GIVEN INFORMATION ->
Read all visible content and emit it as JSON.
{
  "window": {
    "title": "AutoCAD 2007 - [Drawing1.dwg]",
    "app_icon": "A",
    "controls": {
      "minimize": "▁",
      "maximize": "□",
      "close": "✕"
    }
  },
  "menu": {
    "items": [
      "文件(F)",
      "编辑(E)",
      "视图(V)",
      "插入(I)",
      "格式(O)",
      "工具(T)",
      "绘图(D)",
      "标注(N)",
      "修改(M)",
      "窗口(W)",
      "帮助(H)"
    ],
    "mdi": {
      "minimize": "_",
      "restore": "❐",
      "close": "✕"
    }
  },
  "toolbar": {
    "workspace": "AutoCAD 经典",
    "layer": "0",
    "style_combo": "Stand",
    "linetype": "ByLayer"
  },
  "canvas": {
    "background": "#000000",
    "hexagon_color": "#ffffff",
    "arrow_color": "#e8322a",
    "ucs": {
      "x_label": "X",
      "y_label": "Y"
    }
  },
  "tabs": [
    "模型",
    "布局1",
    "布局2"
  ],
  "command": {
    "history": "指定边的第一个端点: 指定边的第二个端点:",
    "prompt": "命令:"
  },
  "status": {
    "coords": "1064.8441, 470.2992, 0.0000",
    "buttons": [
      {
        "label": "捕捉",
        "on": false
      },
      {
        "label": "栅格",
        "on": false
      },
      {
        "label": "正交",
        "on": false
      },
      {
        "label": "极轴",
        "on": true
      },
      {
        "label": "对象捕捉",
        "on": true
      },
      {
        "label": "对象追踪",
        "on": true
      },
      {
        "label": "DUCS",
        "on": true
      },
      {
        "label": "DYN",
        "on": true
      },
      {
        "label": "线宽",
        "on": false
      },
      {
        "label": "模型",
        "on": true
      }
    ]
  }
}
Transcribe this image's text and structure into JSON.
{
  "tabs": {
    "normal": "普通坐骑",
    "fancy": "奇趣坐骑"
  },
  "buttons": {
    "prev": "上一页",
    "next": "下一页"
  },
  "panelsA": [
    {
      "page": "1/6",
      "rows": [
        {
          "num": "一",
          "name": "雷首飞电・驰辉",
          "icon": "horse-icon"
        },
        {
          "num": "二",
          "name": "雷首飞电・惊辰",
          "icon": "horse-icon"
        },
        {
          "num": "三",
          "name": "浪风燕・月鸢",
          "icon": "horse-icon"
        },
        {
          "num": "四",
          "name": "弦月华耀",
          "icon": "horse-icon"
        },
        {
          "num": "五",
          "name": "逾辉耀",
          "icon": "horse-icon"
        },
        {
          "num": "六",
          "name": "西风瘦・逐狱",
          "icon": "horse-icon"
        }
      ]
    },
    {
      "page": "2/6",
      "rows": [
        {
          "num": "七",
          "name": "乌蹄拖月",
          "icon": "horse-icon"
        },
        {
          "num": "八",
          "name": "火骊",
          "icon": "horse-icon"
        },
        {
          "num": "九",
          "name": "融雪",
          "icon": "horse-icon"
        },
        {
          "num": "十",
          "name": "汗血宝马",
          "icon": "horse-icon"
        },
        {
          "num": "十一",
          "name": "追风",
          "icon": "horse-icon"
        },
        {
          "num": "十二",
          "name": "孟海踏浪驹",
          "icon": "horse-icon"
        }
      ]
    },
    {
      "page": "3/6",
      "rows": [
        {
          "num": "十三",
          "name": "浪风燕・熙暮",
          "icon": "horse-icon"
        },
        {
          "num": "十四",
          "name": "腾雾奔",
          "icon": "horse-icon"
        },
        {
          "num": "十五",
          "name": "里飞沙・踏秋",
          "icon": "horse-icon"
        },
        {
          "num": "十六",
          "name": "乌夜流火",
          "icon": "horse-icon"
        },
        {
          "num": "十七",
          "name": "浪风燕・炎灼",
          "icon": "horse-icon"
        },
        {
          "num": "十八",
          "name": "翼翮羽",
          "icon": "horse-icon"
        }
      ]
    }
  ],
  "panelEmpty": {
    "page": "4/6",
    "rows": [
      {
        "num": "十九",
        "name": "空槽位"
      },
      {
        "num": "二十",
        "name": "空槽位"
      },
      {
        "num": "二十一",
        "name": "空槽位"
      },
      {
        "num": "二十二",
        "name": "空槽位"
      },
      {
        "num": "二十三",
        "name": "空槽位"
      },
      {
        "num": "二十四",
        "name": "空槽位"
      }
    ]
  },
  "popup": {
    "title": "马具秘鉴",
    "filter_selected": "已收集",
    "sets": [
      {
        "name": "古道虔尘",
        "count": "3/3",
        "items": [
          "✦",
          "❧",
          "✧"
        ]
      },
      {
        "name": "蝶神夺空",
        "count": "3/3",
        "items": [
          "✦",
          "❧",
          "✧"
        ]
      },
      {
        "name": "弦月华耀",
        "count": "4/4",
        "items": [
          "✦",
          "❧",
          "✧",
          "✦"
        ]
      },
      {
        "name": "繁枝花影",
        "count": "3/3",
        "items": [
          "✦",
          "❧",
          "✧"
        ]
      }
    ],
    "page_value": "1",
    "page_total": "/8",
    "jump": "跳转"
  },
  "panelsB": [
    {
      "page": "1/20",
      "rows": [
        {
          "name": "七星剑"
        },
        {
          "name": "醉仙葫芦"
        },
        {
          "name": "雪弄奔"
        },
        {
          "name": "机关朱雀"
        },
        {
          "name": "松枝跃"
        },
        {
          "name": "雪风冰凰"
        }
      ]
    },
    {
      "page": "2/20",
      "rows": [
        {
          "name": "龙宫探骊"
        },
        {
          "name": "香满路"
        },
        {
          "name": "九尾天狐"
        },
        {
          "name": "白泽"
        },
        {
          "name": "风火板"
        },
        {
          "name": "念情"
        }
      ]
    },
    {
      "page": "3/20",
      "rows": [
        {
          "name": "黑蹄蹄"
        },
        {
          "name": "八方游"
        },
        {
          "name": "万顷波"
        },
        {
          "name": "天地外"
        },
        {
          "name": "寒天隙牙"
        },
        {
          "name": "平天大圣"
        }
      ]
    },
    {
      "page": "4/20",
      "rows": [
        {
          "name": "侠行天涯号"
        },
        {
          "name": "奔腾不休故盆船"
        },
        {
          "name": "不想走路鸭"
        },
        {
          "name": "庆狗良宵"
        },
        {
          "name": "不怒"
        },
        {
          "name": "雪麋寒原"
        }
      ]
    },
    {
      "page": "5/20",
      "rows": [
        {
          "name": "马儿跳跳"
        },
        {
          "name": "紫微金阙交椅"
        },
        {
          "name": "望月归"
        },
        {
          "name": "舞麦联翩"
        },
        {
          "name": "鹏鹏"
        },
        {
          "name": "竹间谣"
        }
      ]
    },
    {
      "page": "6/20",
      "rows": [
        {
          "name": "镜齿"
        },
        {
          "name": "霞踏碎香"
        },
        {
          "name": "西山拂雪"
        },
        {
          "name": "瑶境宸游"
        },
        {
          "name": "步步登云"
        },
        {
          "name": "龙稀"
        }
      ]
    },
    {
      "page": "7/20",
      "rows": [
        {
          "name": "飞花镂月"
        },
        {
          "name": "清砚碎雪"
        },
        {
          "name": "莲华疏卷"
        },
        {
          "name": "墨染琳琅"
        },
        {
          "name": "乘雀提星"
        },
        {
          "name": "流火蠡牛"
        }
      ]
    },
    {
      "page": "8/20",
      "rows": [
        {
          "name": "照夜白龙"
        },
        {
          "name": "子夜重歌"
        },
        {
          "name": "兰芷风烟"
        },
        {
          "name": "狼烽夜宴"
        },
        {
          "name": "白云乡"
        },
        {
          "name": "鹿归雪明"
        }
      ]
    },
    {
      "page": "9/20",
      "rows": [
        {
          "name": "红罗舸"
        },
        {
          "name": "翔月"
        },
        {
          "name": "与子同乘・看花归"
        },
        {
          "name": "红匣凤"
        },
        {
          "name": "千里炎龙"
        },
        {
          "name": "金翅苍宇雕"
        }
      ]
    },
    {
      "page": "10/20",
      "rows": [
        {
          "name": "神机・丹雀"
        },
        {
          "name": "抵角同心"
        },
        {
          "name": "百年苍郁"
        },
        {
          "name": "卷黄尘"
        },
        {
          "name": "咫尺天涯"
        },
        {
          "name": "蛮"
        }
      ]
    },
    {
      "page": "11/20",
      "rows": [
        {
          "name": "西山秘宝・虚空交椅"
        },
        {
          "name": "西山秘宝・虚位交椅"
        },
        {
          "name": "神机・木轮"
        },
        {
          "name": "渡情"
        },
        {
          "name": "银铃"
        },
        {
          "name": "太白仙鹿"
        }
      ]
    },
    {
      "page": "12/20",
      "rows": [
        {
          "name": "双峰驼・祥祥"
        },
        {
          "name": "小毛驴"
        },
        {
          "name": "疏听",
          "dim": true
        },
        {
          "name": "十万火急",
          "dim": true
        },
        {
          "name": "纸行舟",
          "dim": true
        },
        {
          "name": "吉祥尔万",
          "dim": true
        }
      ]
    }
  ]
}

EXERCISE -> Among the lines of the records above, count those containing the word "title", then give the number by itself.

REPLY TO THE EXERCISE -> 2